● **PROBLEM STATEMENT**
Please copy out each line of the entries in which "Paint" appears.

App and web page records
....

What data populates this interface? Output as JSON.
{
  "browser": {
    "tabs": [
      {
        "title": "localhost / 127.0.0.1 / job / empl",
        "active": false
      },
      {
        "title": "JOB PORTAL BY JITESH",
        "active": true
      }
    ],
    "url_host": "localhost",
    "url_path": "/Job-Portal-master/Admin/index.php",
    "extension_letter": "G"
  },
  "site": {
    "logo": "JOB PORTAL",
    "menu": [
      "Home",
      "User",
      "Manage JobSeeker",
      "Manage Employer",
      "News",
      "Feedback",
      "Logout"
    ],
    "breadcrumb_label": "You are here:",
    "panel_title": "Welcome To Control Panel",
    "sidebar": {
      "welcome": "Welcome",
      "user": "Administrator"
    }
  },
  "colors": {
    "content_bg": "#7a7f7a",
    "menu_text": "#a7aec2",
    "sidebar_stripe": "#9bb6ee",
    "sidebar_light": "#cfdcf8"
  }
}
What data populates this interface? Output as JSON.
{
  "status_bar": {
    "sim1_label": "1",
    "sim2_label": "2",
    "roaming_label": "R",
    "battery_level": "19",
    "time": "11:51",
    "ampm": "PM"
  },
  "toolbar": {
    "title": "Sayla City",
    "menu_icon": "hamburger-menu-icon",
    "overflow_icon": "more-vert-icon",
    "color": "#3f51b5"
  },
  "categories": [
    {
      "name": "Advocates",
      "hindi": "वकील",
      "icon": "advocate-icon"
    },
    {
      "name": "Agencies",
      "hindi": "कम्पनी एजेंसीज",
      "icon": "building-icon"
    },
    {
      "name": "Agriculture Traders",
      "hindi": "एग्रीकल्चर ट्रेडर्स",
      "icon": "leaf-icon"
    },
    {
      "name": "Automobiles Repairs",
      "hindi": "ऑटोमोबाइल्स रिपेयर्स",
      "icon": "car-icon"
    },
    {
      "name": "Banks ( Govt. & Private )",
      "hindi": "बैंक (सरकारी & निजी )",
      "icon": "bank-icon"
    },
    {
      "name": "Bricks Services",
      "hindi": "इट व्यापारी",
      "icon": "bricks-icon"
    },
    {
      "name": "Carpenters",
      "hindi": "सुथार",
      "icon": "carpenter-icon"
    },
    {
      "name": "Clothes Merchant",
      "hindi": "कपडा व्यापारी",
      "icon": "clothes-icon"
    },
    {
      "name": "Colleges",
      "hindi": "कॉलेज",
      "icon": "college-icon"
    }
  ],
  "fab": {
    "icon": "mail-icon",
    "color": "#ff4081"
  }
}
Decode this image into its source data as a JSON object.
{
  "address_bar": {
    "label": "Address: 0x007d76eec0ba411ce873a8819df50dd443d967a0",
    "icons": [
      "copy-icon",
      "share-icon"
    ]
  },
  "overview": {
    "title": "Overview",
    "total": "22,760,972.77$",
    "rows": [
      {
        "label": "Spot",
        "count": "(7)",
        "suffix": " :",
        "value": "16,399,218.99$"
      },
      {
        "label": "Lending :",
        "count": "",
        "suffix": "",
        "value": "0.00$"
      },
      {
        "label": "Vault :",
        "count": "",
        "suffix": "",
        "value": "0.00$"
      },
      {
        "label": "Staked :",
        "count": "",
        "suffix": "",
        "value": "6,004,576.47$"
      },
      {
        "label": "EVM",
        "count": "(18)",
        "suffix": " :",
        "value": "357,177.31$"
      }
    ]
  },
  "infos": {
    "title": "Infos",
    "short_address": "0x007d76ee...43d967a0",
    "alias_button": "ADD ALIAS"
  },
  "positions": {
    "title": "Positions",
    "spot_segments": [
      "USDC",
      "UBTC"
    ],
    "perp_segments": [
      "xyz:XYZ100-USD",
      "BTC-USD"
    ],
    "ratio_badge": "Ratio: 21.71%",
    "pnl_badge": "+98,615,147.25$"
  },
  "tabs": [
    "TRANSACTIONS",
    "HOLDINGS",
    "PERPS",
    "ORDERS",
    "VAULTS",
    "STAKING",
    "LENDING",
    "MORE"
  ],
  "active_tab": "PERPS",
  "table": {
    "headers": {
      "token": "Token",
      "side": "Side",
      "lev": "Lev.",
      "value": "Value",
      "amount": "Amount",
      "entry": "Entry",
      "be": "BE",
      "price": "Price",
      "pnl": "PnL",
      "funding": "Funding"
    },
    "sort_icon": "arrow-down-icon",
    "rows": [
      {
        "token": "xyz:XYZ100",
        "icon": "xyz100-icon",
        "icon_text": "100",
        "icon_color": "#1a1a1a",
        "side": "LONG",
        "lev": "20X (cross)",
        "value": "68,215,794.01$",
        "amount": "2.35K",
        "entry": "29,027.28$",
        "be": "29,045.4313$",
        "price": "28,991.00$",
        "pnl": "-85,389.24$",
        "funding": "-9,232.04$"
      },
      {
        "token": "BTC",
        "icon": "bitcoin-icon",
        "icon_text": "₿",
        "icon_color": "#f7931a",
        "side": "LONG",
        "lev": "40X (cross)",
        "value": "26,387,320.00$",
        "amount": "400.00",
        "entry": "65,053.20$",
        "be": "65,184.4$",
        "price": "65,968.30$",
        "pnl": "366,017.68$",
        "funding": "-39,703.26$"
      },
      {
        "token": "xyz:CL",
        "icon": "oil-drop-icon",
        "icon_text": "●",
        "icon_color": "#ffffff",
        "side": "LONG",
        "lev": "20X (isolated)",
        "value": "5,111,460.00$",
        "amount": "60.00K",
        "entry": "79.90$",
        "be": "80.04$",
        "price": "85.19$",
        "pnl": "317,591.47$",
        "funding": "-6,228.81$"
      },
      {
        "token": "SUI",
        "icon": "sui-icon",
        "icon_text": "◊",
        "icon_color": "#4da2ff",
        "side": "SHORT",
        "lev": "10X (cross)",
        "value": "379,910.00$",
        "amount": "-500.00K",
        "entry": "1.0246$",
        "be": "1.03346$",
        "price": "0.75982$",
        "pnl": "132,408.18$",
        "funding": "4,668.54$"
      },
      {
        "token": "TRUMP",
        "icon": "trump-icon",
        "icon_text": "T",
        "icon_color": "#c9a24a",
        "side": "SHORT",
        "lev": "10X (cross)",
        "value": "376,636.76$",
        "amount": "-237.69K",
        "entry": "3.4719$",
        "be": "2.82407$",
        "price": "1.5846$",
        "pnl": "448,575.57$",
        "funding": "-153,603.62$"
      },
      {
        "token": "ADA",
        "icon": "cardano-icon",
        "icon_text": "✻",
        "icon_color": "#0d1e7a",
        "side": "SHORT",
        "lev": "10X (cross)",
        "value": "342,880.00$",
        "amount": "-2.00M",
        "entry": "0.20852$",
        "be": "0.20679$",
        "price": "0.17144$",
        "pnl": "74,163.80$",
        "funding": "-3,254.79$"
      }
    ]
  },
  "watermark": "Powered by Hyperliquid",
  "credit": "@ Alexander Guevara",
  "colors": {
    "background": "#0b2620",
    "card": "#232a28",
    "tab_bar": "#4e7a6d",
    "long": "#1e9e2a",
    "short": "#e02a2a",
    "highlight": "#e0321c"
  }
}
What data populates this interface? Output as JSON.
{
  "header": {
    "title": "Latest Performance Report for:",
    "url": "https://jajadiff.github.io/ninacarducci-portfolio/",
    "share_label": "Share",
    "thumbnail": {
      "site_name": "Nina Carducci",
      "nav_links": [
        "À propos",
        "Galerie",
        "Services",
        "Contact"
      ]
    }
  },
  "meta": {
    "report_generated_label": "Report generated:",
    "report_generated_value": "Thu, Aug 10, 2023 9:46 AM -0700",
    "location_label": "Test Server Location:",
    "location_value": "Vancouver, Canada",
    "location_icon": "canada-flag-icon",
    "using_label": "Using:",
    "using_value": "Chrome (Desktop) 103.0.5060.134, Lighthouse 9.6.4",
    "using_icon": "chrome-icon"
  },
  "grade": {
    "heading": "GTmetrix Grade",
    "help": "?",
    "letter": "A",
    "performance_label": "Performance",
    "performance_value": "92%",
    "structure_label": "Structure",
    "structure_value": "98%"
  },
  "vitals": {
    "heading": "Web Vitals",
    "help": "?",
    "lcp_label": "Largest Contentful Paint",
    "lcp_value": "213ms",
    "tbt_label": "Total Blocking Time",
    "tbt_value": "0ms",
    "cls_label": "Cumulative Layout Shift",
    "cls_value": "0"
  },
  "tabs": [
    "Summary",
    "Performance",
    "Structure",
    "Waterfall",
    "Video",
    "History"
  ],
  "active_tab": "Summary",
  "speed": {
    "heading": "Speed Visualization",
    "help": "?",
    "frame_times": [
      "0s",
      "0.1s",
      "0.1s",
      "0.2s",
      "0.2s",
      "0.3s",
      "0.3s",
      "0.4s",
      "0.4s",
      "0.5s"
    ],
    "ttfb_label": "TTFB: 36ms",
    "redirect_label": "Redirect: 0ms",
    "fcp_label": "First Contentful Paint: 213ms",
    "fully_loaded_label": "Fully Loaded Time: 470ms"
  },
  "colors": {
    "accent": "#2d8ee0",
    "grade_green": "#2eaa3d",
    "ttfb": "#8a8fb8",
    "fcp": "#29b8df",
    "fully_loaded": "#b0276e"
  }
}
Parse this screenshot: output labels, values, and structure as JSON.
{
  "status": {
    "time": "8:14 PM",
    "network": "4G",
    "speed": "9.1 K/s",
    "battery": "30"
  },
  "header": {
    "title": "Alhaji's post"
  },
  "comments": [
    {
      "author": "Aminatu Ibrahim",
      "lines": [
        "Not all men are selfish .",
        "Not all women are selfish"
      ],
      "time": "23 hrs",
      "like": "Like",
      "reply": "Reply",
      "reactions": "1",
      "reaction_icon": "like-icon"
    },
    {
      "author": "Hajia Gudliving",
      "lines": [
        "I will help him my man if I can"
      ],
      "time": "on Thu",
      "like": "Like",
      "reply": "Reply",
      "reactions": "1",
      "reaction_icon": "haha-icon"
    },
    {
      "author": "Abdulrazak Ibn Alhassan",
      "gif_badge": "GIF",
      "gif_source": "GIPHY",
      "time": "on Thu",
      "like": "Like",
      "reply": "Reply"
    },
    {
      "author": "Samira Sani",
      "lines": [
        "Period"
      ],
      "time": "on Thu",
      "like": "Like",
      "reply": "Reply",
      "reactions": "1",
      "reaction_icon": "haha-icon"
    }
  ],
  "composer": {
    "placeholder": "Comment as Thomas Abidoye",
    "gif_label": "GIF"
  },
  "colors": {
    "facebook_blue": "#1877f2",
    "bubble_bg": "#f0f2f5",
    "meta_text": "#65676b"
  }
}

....

● **EXERCISE ANSWER**
    "lcp_label": "Largest Contentful Paint",
    "fcp_label": "First Contentful Paint: 213ms",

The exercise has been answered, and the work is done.